» Requirement
Check each line of the data below for the word "Healthy", then extract the ones that have it.

[Interface dataset entries]

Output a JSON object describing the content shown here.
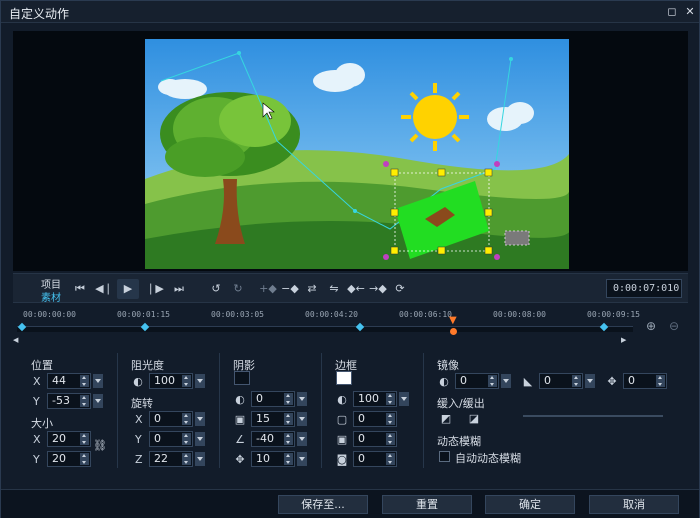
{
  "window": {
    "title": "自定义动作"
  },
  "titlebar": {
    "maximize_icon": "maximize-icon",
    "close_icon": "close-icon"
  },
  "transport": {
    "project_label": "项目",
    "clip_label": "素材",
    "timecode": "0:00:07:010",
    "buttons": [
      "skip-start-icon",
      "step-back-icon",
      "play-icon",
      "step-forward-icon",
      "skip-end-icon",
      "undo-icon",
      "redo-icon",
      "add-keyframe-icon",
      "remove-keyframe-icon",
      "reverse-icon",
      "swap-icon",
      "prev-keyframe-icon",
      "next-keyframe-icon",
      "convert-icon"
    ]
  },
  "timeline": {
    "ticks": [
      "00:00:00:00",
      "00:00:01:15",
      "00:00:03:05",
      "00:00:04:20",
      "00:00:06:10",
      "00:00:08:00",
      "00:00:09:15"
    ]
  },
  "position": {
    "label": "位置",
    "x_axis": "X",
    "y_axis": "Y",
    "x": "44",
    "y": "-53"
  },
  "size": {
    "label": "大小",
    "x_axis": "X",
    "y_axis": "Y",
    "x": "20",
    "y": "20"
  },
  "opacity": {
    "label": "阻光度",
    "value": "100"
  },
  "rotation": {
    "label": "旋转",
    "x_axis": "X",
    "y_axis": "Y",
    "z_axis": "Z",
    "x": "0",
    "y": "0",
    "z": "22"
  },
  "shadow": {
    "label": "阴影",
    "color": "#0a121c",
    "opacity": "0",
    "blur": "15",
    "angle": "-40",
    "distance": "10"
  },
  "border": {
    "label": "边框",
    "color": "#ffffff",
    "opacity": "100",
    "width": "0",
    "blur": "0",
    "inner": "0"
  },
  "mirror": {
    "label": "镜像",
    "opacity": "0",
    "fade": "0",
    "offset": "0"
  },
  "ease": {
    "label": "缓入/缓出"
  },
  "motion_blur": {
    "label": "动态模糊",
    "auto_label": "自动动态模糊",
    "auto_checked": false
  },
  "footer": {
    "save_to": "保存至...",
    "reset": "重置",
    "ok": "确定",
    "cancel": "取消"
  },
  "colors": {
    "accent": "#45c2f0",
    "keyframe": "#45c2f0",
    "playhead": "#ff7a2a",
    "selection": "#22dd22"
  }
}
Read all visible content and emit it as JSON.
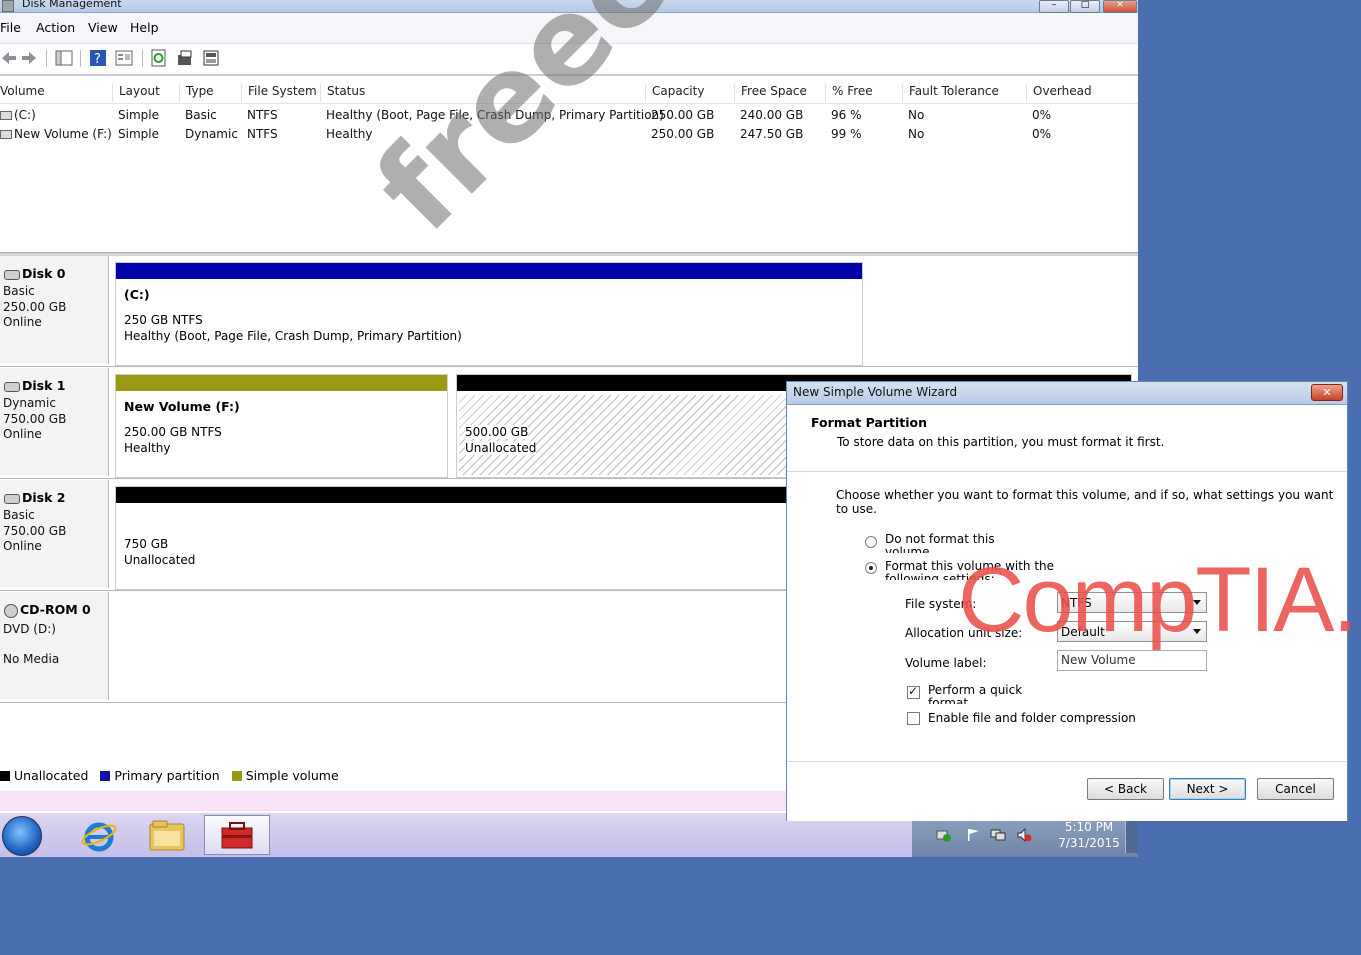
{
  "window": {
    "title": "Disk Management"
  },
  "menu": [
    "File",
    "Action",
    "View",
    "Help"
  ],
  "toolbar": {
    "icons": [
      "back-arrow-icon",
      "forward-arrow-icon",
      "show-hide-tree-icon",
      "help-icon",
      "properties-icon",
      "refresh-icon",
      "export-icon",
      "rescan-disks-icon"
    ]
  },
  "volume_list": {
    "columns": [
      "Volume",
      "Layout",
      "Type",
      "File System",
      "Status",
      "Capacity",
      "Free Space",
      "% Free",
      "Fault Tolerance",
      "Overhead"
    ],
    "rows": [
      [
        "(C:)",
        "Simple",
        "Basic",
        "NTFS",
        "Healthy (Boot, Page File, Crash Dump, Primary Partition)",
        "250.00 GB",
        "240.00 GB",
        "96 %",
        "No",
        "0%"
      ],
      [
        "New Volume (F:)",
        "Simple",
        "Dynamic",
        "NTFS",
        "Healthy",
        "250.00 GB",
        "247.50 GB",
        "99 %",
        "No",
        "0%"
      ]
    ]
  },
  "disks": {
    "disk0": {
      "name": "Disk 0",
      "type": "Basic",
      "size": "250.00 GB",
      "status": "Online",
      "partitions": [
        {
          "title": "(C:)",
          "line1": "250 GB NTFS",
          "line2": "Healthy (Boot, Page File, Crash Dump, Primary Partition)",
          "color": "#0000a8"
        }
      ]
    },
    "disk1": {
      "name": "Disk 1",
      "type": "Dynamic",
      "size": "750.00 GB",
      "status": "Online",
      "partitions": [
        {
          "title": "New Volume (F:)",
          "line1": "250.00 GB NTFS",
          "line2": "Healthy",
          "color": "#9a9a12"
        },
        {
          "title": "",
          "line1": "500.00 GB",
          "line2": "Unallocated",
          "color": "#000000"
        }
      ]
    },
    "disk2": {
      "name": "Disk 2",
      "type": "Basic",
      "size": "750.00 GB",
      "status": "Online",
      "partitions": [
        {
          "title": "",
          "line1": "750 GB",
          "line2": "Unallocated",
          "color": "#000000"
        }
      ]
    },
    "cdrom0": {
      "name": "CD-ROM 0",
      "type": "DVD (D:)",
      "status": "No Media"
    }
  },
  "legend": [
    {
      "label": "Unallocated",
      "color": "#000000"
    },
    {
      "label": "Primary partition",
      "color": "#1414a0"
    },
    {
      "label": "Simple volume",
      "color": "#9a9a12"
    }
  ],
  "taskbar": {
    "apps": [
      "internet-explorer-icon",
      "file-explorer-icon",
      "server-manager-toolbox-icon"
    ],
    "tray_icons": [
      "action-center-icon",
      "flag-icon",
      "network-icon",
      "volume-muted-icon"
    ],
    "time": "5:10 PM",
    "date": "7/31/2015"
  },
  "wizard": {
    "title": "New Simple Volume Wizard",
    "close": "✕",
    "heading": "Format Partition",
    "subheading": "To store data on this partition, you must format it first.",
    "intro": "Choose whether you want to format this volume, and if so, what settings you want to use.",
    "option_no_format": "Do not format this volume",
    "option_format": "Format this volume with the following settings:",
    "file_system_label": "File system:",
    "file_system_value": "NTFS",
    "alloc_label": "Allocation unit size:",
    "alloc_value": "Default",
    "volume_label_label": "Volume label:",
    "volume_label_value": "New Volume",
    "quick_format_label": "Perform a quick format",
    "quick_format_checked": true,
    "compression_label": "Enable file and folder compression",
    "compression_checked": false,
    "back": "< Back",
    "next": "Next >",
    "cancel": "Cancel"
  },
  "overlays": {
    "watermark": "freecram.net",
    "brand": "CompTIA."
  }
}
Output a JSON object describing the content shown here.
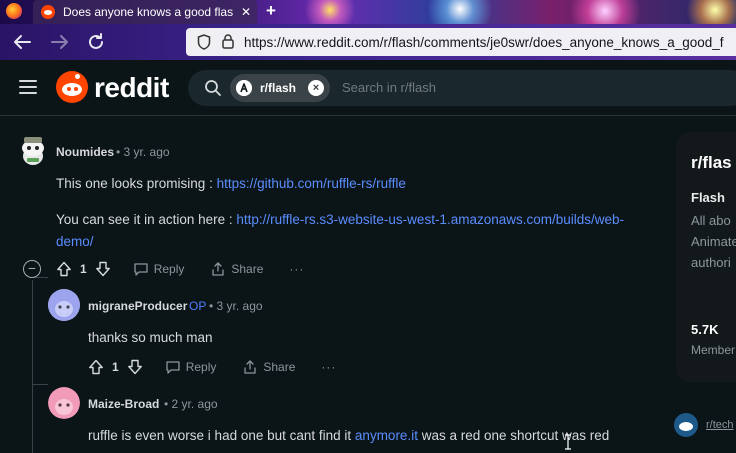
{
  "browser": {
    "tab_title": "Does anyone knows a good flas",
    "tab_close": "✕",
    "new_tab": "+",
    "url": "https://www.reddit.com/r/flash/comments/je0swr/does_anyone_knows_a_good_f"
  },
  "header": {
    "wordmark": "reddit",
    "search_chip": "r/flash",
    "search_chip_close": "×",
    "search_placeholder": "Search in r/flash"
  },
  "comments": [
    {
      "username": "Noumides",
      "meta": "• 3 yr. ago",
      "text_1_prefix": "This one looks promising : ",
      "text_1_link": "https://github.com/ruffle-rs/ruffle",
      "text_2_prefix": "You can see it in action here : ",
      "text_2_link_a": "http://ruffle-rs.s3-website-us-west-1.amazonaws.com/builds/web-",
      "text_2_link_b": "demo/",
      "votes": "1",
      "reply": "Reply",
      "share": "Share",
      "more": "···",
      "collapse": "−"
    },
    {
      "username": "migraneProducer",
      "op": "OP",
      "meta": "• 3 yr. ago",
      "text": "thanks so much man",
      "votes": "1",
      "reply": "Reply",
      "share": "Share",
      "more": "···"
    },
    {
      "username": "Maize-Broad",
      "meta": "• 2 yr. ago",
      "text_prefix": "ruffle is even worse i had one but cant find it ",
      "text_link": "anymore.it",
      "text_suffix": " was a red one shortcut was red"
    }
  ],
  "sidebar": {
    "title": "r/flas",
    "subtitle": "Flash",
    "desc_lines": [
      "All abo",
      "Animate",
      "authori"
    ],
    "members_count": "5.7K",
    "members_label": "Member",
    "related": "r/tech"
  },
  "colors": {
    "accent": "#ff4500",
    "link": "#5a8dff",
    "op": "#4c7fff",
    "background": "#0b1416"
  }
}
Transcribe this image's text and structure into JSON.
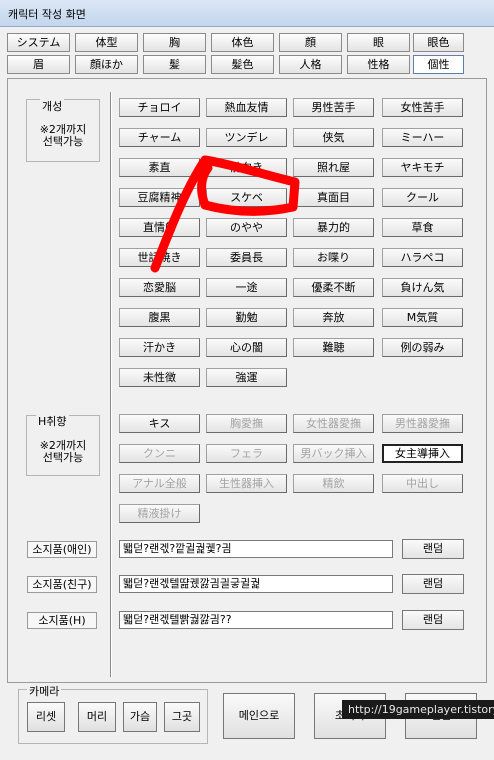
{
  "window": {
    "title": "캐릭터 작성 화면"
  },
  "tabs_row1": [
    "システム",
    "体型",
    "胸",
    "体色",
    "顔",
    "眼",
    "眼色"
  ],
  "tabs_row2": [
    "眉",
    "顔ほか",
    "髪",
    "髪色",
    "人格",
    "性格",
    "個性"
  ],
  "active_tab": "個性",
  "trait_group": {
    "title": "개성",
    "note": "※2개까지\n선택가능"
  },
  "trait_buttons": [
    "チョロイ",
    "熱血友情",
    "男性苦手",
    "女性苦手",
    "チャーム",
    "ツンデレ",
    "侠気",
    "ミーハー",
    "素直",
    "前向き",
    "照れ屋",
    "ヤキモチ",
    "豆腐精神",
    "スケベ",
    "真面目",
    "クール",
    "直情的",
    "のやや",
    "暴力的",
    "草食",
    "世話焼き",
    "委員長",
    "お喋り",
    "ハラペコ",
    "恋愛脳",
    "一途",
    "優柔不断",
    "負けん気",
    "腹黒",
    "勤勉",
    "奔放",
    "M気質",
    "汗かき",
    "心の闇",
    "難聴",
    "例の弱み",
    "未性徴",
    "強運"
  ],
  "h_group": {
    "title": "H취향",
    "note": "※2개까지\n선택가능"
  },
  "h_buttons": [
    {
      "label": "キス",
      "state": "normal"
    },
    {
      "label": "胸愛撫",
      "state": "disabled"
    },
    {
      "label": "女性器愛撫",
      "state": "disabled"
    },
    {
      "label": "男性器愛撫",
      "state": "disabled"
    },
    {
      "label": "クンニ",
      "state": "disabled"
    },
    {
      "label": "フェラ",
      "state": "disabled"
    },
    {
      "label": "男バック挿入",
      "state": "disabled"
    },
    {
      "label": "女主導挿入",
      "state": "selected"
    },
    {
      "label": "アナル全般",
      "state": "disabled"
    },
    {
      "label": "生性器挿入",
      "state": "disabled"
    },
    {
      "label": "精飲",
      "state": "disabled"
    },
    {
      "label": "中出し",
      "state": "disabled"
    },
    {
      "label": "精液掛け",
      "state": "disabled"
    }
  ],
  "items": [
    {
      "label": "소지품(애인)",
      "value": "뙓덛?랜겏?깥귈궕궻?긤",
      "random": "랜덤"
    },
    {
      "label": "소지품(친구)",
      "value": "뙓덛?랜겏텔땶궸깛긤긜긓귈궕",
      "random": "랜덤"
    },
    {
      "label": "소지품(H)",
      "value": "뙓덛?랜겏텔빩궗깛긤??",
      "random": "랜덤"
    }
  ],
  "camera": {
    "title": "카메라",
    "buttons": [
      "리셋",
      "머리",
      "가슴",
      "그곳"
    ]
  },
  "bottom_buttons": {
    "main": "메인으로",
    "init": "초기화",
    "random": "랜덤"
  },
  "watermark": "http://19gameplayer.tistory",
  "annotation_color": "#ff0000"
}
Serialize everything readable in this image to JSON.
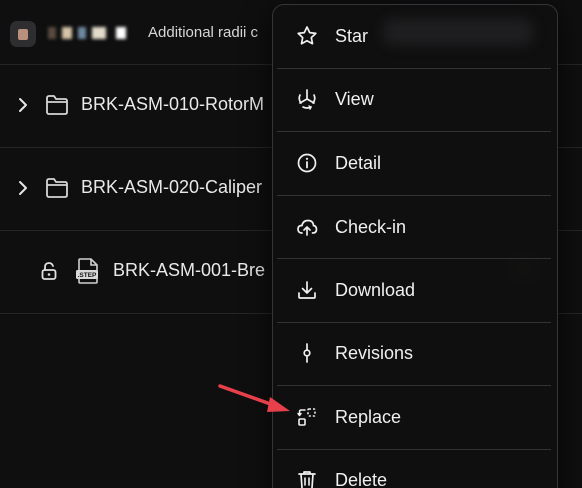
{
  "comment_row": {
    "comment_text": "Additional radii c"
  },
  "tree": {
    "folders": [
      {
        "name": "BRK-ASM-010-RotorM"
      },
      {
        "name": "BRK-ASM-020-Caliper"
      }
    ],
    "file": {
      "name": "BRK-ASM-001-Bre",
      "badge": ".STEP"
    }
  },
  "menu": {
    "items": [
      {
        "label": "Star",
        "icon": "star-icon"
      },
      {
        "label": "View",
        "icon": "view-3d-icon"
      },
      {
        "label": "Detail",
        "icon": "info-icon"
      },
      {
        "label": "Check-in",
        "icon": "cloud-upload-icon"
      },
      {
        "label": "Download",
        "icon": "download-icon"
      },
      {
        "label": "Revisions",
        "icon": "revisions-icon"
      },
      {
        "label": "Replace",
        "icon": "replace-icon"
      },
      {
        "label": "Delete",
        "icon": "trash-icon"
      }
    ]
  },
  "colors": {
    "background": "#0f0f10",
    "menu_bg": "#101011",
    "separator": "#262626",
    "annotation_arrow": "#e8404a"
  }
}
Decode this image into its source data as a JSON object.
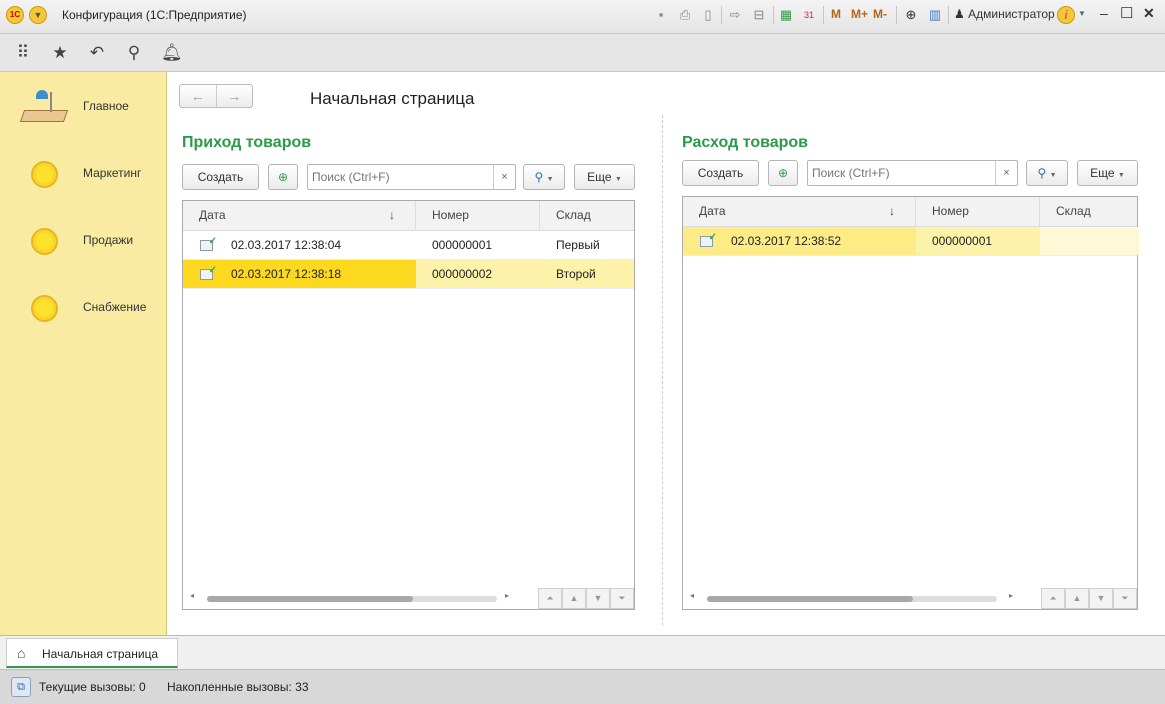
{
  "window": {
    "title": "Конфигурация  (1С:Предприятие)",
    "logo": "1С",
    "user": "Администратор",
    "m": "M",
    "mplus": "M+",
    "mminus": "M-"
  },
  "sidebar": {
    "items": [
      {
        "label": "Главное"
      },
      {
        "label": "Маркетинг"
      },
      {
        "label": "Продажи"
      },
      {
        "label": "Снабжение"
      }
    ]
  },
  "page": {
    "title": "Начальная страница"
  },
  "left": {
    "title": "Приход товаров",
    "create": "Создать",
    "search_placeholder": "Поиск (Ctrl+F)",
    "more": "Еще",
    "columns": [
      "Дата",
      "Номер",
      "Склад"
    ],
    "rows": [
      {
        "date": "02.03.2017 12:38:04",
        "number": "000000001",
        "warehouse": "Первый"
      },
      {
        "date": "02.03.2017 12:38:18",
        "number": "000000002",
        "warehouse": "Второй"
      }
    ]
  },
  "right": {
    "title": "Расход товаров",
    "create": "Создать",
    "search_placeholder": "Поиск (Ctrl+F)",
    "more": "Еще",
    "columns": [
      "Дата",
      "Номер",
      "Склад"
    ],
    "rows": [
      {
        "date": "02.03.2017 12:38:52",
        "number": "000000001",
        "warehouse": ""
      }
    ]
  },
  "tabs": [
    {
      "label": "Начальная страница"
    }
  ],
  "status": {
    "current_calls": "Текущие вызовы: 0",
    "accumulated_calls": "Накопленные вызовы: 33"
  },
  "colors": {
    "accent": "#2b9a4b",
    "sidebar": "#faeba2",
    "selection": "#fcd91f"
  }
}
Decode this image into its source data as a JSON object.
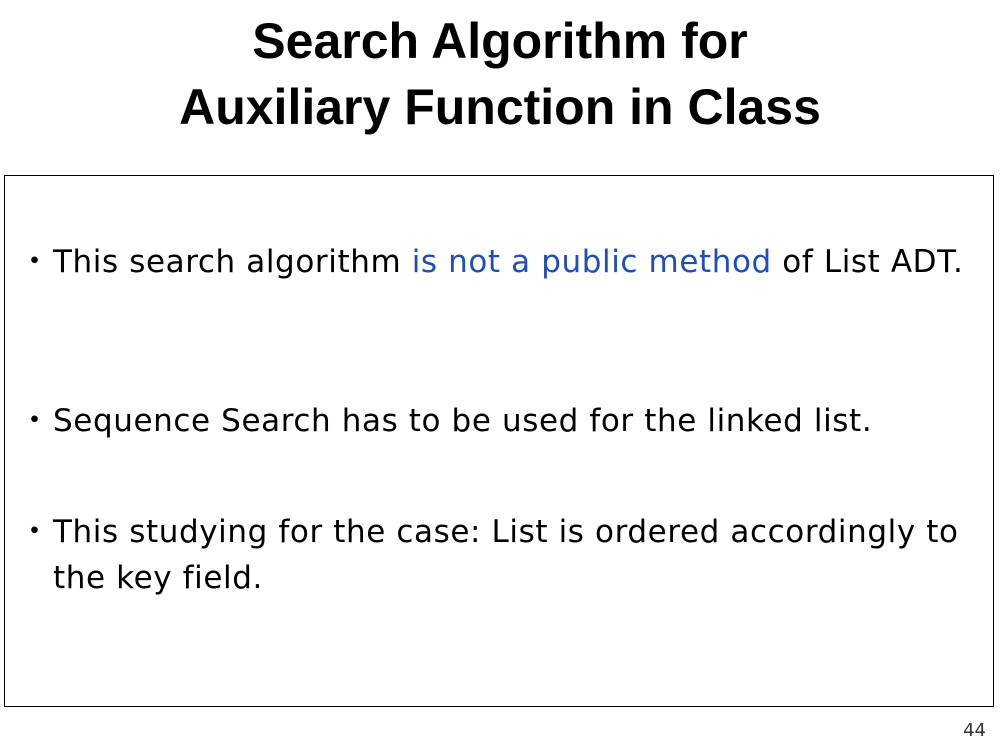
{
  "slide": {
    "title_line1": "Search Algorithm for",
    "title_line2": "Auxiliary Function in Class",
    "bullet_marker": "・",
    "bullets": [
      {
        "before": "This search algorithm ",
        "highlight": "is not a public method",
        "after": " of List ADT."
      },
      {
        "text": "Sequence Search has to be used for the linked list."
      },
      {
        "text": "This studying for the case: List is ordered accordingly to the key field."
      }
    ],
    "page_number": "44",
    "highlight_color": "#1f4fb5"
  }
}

» Written response
        "Healthy (Boot, Page File, Crash Dump, Primary Partition)",
        "Healthy",
          "line2": "Healthy (Boot, Page File, Crash Dump, Primary Partition)",
          "line2": "Healthy",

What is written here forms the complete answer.